2018-2019 Operations Research Seminar

Welcome to the Web page of the SFU Operations Research Seminar Series. We are associated with:
CORDS (Centre for Operations Research and Decision Sciences), and
The Department of Mathematics, Simon Fraser University.
Our aim is to meet and discuss Operations Research topics.

Unless noted the talks will be at 3:30 on Thursday in Room 3040, SFU Surrey.
Please contact Tamon Stephen if you would like to speak.

Date Speaker Title and Abstract
February 28th



*SUR 3040*
Xiaorui Li

Ph.D. thesis defence

Senior Supervisor: Z. Lu
Sparse and Low Rank Approximation via Partial Regularization: Models, Theory and Algorithms

Sparse representation and low-rank approximation are fundamental tools in fields of signal processing and pattern analysis. In this thesis, we consider introducing some partial regularizers to these problems in order to neutralize the bias incurred by some large entries (in magnitude) of the associated vector or some large singular values of the associated matrix. In particular, we first consider a class of constrained optimization problems whose constraints involve a cardinality or rank constraint. Under some suitable assumptions, we show that the penalty formulation based on a partial regularization is an exact reformulation of the original problem in the sense that they both share the same global minimizers. We also show that a local minimizer of the original problem is that of the penalty reformulation. Specifically, we propose a class of models with partial regularization for recovering a sparse solution of a linear system. We then study some theoretical properties of these models including existence of optimal solutions, sparsity inducing, local or global recovery and stable recovery. In addition, numerical algorithms are proposed for solving those models, in which each subproblem is solved by a nonmonotone proximal gradient (NPG) method. Despite the complication of the partial regularizers, we show that each proximal subproblem in NPG can be solved as a certain number of one-dimensional optimization problems, which usually have a closed-form solution. The global convergence of these methods are also established. Finally, we compare the performance of our approach with some existing approaches on both randomly generated and real-life instances, and report some promising computational results.
PIMS - SFU Seminar

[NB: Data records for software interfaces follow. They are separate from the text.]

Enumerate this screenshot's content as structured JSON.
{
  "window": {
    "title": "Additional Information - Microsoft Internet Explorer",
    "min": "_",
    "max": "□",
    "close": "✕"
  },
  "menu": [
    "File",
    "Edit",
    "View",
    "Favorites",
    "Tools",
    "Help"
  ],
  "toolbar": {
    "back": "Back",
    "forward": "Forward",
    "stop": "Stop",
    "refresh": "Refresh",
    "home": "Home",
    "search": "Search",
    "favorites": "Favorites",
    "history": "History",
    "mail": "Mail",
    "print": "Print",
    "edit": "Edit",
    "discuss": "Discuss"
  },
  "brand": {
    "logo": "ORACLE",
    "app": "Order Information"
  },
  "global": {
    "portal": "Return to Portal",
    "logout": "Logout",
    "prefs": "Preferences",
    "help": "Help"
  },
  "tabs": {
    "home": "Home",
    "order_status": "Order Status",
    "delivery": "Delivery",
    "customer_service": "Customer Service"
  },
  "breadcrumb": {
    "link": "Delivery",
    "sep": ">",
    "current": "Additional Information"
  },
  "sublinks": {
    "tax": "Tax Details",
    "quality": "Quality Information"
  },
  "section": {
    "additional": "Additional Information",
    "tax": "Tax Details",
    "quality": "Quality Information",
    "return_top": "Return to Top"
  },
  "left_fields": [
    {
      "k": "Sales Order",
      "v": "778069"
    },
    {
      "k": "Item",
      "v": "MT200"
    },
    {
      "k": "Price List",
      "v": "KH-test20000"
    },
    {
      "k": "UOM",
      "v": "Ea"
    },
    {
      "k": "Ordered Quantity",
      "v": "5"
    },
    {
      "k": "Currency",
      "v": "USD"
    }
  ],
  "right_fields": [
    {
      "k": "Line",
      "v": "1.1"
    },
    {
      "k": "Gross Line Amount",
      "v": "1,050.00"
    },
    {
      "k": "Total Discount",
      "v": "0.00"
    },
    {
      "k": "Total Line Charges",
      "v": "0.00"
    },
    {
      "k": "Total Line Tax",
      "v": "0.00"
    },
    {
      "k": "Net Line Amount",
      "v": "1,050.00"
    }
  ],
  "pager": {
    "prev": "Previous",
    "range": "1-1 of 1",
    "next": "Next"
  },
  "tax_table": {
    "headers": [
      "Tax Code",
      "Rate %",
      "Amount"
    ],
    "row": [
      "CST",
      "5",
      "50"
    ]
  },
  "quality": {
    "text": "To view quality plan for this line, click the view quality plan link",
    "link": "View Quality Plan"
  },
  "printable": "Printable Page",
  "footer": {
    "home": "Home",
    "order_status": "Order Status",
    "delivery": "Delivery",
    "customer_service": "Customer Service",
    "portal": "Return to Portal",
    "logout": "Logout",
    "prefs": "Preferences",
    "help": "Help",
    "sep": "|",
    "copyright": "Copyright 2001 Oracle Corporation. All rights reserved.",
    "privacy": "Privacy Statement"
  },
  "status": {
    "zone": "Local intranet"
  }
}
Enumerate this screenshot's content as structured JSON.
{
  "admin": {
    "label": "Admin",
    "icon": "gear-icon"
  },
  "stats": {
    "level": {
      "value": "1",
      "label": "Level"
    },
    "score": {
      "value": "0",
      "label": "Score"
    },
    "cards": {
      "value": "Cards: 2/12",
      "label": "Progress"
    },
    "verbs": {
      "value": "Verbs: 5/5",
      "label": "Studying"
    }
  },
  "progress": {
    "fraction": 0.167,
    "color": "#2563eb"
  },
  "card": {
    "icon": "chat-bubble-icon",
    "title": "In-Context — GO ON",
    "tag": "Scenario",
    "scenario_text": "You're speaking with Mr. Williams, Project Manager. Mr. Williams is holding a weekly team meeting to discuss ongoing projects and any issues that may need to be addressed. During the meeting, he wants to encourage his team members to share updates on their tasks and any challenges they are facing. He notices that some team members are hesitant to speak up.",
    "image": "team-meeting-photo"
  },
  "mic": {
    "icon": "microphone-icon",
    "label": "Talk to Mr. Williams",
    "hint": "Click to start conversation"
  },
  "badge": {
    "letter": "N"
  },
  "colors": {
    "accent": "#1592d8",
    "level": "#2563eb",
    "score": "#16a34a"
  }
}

Dec. 6th

*SUR 5380*

Asia Ivic Weiss

York University
Regular Polyhedra, Polytopes and Beyond

In this talk we summarize the classification of regular polyhedra and polytopes and extend the concept to that of hypertope: a thin, residually connected incidence geometry. We present the characterization of the automorphism groups of regular hypertopes and overview recent results on classification of toroidal hypertopes.
Oct. 6th

*Saturday, 8:30-4:00*


Hosted by UBC Okanagan

Details of the Fall 2018 West Coast Optimization Meeting available from the hosts.
PIMS - SFU Seminar

Oct. 4th
Jong-Shi Pang

Daniel J. Epstein Department of Industrial and Systems Engineering

University of Southern California
Non-problems in Optimization for Statistics

The phrase "non-problems" in the title refers to a collection of adjectives that start with the prefix "non". These include "non-convex", "non-differentiable", "non-traditional", "non-trivial", and "non-stochastic gradient" (as a counter to a topical research theme), all in the context of optimization for statistics. Outside a stand-alone optimization problem, the phrase could include "non-cooperative" game theory as this is an area where there are significant research opportunities when combined with the other "non-subjects". I will present a variety of these non-problems and give a brief summary of my research on them.

Archives of the 2006-07, 2007-08, 2008-09, 2009-10, 2010-11, 2011-12, 2013-14, 2014-15, 2015-16, 2016-17, and 2017-18 SFU Operations Research Seminars.

Last modified September 17th, 2018.